    (If, as a politician you can't face a camera and strut your stuff -- you are doomed. No matter how good for the country you may have eventually become. )

    Around midday there is a phone hook up of all the news producers in each city, where the day's offerings are shared.

    So: the chief of staff effectively decides what happenings in your city you will watch that night. The lineup producer will decide what interstate and overseas offerings you will watch, and the order in which they all stories go to air. There is input from the news editor and the news director.

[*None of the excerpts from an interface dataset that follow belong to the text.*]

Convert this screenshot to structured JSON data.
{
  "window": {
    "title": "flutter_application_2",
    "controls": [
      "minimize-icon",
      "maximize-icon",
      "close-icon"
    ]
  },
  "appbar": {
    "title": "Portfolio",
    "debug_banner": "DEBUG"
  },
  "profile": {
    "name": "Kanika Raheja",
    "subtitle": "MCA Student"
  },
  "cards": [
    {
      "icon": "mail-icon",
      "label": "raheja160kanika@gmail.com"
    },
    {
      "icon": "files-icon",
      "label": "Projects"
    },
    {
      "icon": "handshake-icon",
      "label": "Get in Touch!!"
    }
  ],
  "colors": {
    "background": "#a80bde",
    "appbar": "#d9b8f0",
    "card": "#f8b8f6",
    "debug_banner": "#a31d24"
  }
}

    In newspapers, luxuries like investigative units where a team of reporters was given weeks to do a story, are no longer. The reporting pool has shrunk to skeletal levels. Ink no longer flows in their veins because they will probably never see a printing press -- they are located many kilometres away from their newsroom.

    The chief of staff, like his TV counterpart, assigns stories. The roundsmen - police, political, industrial, courts etc,
    will liaise with the COS and together decide which stories are available and to be covered.

    There are ongoing conferences with the editor in chief (who decides what to "splash" with -- the main page one story) and a host of other editors such as features editor, fashion etc etc, although they have their own domain of non-news pages to look after.

    Each page comes laid out with the advertisements outlined. Layout sub-editors fill in the space around the ads with stories. The head of a big suburban newspaper chain once infamously told an inquiry that "reporters are there to fill the space in between the ads). Ads pay the reporters' wages.

    The more important, eye-catching stories are on odd-numbered pages: 1, 3, 5 etc ---because they stare the reader in the eye as the reader opens the newspaper right to left.

    Newspapers are dying fast. In 10 years they might disappear -- the Fairfax press was given even less before bankruptcy hit, then it joined with Channel 9.

    In Melbourne, the afternoon/evening Herald used to be the chief source of today's news, and its huge sales (around 400,000 peak) dependent on commuters buying it to read on the train going home. When public transport declined, so did the Herald sales and it merged with the morning Sun to become the Herald-Sun.

    Perhaps more in another post later.....

  • #2
    Cant argue with what you say Robusto, you seem to have a good grasp of the subject, one point from your post worth noting and commenting on.

    "Newspapers are dying fast. In 10 years they might disappear -- the Fairfax press was given even less before bankruptcy hit, then it joined with Channel 9."

    I suspect free to air TV wont be far behind, particularly commercial channels, ad's predominate now, very little worth watching, anything worth a look is disjointed by constant extended ad breaks.


    • #3
      You know i really thought you were going to post a picture of a birdcage floor, i was surprised Robusto!
      Because half the shite that is published belongs there!


      • #4
        I renewed my Washington Post subscription...special half price for first year $30 USD. Great reporting. Paid reporting by real reporters.

        I would like to subscribe to the AFR but $626 per year although they do have a half price special for 3 months.

        You definitely pay for good reporting but at the price of the AFR, it isn't going to happen.


        • #5
          Yep, The Washington Post is on my daily reading list, certainly a more professional publication than our Aussie offerings, having said that they certainly don't have much love for Trump.

          The Post is owned by Jeff Bezos (Amazon) no love lost between him and Trump.

          Also used to get the Australian, however a 12 month digital subscription is now $480.